Sunday 10 February 2013 14:45
Over the last few months, I've frequently needed to use SSH from Python, but
didn't find any of the existing solutions to be well-suited for what I needed
(see below for discussion of other solutions). So, I've created
make using SSH from Python easy. For instance, to run
import spur shell = spur.SshShell(hostname="localhost", username="bob", password="password1") result = shell.run(["echo", "-n", "hello"]) print result.output # prints hello
shell.run() executes a command, and returns the result once it's
finished executing.
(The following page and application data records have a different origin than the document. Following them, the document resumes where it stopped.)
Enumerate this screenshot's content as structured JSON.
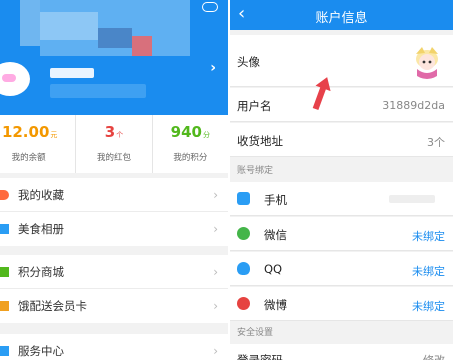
{
  "left": {
    "stats": [
      {
        "value": "12.00",
        "unit": "元",
        "label": "我的余额",
        "color": "orange"
      },
      {
        "value": "3",
        "unit": "个",
        "label": "我的红包",
        "color": "red"
      },
      {
        "value": "940",
        "unit": "分",
        "label": "我的积分",
        "color": "green"
      }
    ],
    "menu_groups": [
      [
        {
          "label": "我的收藏",
          "icon": "heart-icon",
          "icon_color": "#ff6a3d"
        },
        {
          "label": "美食相册",
          "icon": "album-icon",
          "icon_color": "#2a9df4"
        }
      ],
      [
        {
          "label": "积分商城",
          "icon": "points-mall-icon",
          "icon_color": "#52b81d"
        },
        {
          "label": "饿配送会员卡",
          "icon": "crown-icon",
          "icon_color": "#f0a020"
        }
      ],
      [
        {
          "label": "服务中心",
          "icon": "service-icon",
          "icon_color": "#2a9df4"
        }
      ]
    ],
    "colors": {
      "brand": "#1a8cef",
      "orange": "#f39800",
      "red": "#e64340",
      "green": "#52b81d"
    }
  },
  "right": {
    "title": "账户信息",
    "rows": {
      "avatar_label": "头像",
      "username_label": "用户名",
      "username_value": "31889d2da",
      "address_label": "收货地址",
      "address_value": "3个"
    },
    "bind_section_title": "账号绑定",
    "bindings": [
      {
        "label": "手机",
        "value": "",
        "icon": "phone-icon",
        "icon_color": "#2a9df4"
      },
      {
        "label": "微信",
        "value": "未绑定",
        "icon": "wechat-icon",
        "icon_color": "#44b549"
      },
      {
        "label": "QQ",
        "value": "未绑定",
        "icon": "qq-icon",
        "icon_color": "#2a9df4"
      },
      {
        "label": "微博",
        "value": "未绑定",
        "icon": "weibo-icon",
        "icon_color": "#e64340"
      }
    ],
    "security_section_title": "安全设置",
    "security_first_row": "登录密码",
    "security_first_value": "修改"
  }
}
If you don't want to wait until the command has finished,
you can call
shell.spawn() instead, which returns a process object:
process = shell.spawn(["sh", "-c", "read value; echo $value"]) process.stdin_write("hello\n") result = process.wait_for_result() print result.output # prints hello
spur.py also allows commands to be run locally using the same interface:
import spur shell = spur.LocalShell() result = shell.run(["echo", "-n", "hello"]) print result.output # prints hello
For a complete list of supported operations, take a look at the project on GitHub.
spur.py is certainly not the only way to use SSH from Python, and it's possible that one of the other solutions might be better suited for what you need. I've come across three other main alternatives.
The first is to shell out to
ssh. It works, but it's ugly.
The second is to use Fabric. Unfortunately, I found Fabric to be a bit too high-level. It's useful for implementing deployment scripts using SSH, but I found it awkward to use as a general-purpose library for SSH.
Finally, there's paramiko. I found paramiko to be a bit too low-level, but both Fabric and spur.py are built on top of paramiko.